A family rumor was the genesis of David Laskin’s extraordinary new book, “The Family: Three Journeys into the Heart of the 20th Century.”
Laskin heard from his mother who heard it from her cousin Barbara who heard it from her parents: that they were related to Lazar Kaganovich, henchman of Joseph Stalin and a perpetrator of the famine genocide that killed millions of Ukrainians in the early 1930s.
Because Laskin’s great aunt Itel (Ida) Rosenberg founded the Maidenform Bra Co., at one point the largest privately held company in America, Laskin, who spoke to the Forward on the phone from his home in Seattle, thought he had “a fantastic idea for a new book, the juxtaposition of a communist monster and a capitalist tycoon in the same family.”

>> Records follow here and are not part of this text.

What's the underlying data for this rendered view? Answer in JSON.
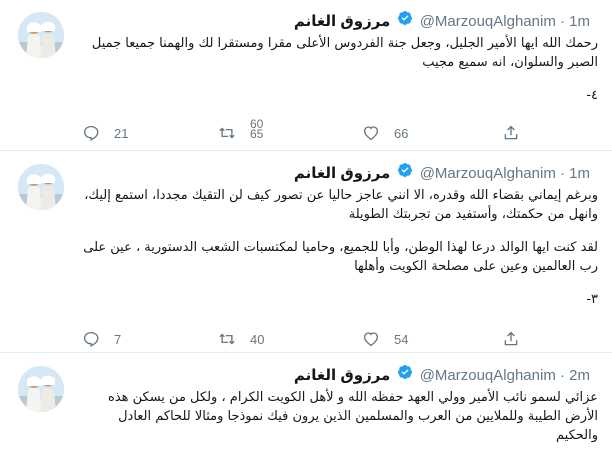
{
  "tweets": [
    {
      "name": "مرزوق الغانم",
      "handle": "@MarzouqAlghanim",
      "dot": "·",
      "time": "1m",
      "paragraphs": [
        "رحمك الله ايها الأمير الجليل، وجعل جنة الفردوس الأعلى مقرا ومستقرا لك والهمنا جميعا جميل الصبر والسلوان، انه سميع مجيب"
      ],
      "counter": "٤-",
      "replies": "21",
      "retweets": "",
      "retweets_partial": "60\n65",
      "likes": "66"
    },
    {
      "name": "مرزوق الغانم",
      "handle": "@MarzouqAlghanim",
      "dot": "·",
      "time": "1m",
      "paragraphs": [
        "وبرغم إيماني بقضاء الله وقدره، الا انني عاجز حاليا عن تصور كيف لن التقيك مجددا، استمع إليك، وانهل من حكمتك، وأستفيد من تجربتك الطويلة",
        "لقد كنت ايها الوالد درعا لهذا الوطن، وأبا للجميع، وحاميا لمكتسبات الشعب الدستورية ، عين على رب العالمين وعين على مصلحة الكويت وأهلها"
      ],
      "counter": "٣-",
      "replies": "7",
      "retweets": "40",
      "likes": "54"
    },
    {
      "name": "مرزوق الغانم",
      "handle": "@MarzouqAlghanim",
      "dot": "·",
      "time": "2m",
      "paragraphs": [
        "عزائي لسمو نائب الأمير وولي العهد حفظه الله و لأهل الكويت الكرام ، ولكل من يسكن هذه الأرض الطيبة وللملايين من العرب والمسلمين الذين يرون فيك نموذجا ومثالا للحاكم العادل والحكيم"
      ]
    }
  ],
  "colors": {
    "verified": "#1da1f2",
    "muted": "#657786",
    "border": "#e6ecf0",
    "text": "#14171a"
  },
  "icons": {
    "reply": "reply-icon",
    "retweet": "retweet-icon",
    "like": "like-icon",
    "share": "share-icon",
    "verified": "verified-badge-icon"
  }
}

While his research proved the Stalin connection a canard, he discovered there was another part of his family he knew absolutely nothing about: “an entire branch of the family killed in the Holocaust,” Laskin said.
Laskin found out about his family’s tragic past when he met his Israeli cousin Benny Kaganovitz for the first time while traveling to Israel for his research.
Benny had interviewed his mother, Sonia, a pioneer, and wrote two unpublished memoirs about her early experiences. He also saved over 300 letters Sonia received from her family in the Pale, of the Settlement, in Volozhin, home of the famed Volozhin yeshiva. Going back at least four generations, the family patriarchs were torah scribes. Among the letters, which were written in Yiddish, were several from Sonia’s grandfather, Sholom Tvi, who’d gone to visit relatives in the United States, just before World War.
The treasure trove of data provided several surprises. “The whole Holocaust thing surprised me,” Laskin said. “We never talked about it growing up.”
He was unaware, too, of his great-great-uncle Sholom Tvi Kaganovich, who’d come to the U.S. in 1939 hoping the rich American relatives would help him bring over his family from what was then Poland. The European branch sent letters “begging my American relatives to get them out.”
The Americans sent money and hired a lawyer, but Laskin admits “they could have done more. This is a very sensitive subject in the U.S. The family had money and some Jews did get out of Vilna and Poland between 1939 and 1943. What they could have done I don’t know.”
Until he read Sonia’s memoirs, Laskin was also unaware of how primitive the conditions in Palestine were. “I didn’t realize how hard life was in Israel for my relatives who came there early: the malaria, the primitive conditions,” he said.
Victims of the Holocaust, immigrant to the United States and pioneers in Israel – in his family’s story, Laskin saw the perfect metaphor for Jewish life in the 20th century.
While certainly a story of interest to Jews, Laskin was convinced the book would find a wider audience. “Yes, it is my family. But if people start looking into their own family histories, they’ll find every family is touched by war, by immigration, by the great sweeps of historical upheavals,” he said. “ I really feel it is a universal story.”
To achieve this quality, Laskin relied on the guidance of his agent. Laskin recalls her advice: “’No one cares about your family, ‘Don’t say ‘my aunt Itel did this and my uncle Shlomo did that.’ She guided me on my proposal and I didn’t say it was my family until the last page.”
As might be expected, his journey with the book has impacted Laskin, who was raised a reform Jew. He said he “drifted away from the practice of Judaism.” He added that, growing up, “I loved my relatives, but I didn’t know all that much about them.”
Discovering his ancestors who were devout Jews studying at the Volozhin yeshiva, changed his reverence for Judaism. “I am part of this line who devoted themselves writing the sacred texts. I write, too, and while my texts aren’t sacred I do record in this book the sacred history of my family.”